by | Aug 11, 2021 | Separate Support |

An action for separate support in Massachusetts alleges that one spouse has the ability to support the family but is not doing so. An action for separate support can be brought by a spouse, a guardian of a minor child, or the Department of Transitional Assistance if the family receives public benefits. It provides for the enforcement of legal duties of the couple while the marriage continues.

If you live apart your spouse, or if you are still living with you spouse but you have “justifiable cause” for living apart, you can start an action for separate support by filing a Complaint for Separate Support in the Probate and Family Court.

There is a filing fee for an action for separate support, but the filing fee can be waived if the Court finds you eligible for a fee waiver. Check with the court personnel to determine if you are eligible for the waiver based on your income.

No other actions for annulment or divorce or separate support can be pending at the time you file for separate support. Your spouse must be personally served with the complaint. This means that she or he is hand-delivered the summons by a disinterested third party such as a sheriff or constable.
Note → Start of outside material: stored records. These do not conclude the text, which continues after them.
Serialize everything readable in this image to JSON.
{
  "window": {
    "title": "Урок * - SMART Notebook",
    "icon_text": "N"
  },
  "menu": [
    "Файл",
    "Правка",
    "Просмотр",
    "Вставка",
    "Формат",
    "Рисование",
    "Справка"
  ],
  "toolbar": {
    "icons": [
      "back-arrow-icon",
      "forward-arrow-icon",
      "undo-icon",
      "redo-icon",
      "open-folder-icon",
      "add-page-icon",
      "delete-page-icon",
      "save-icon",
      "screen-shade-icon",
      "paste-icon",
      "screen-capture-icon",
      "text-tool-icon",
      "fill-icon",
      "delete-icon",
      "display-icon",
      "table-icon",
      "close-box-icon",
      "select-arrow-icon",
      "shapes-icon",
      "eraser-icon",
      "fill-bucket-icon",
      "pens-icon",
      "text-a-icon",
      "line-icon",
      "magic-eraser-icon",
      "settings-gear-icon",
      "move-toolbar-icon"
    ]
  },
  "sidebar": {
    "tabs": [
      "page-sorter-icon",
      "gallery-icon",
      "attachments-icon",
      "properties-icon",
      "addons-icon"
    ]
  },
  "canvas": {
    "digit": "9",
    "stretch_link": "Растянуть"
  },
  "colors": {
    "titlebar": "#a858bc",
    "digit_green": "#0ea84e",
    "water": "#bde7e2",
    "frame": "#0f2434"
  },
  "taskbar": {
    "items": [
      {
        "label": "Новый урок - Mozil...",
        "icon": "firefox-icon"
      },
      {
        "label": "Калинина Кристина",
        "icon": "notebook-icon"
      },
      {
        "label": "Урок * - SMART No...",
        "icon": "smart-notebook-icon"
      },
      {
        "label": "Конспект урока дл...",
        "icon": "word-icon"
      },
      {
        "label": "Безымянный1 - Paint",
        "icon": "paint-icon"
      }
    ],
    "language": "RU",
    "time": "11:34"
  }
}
In order to be granted separate support, you must be able to prove one of the three grounds:

  1. The other spouse has failed to provide suitable support without justifiable cause; or
  2. The other spouse has deserted the person filing the action; or
  3. There is justifiable cause for living apart even if the spouses are not currently living apart.

The separate support action does not result in a divorce. A person or couple can later file for a divorce which will replace the separate support order. In a separate support action, a judge can enter orders concerning minor children, spousal support, and the equivalent of a restraining order. The judge can also order one spouse to vacate the marital home for 90 days if it is in the children’s best interests. The division of property and any debts of the two parties cannot be finalized through a separate support action however, there are exceptions to this in cases of abandonment.

Should you be in the midst of a separate support action or contemplating filing a separate support action, contact the Law Offices of Renee Lazar at 978-844-4095 to schedule a FREE one hour no obligation consultation.

Set Up A Free Initial Consultation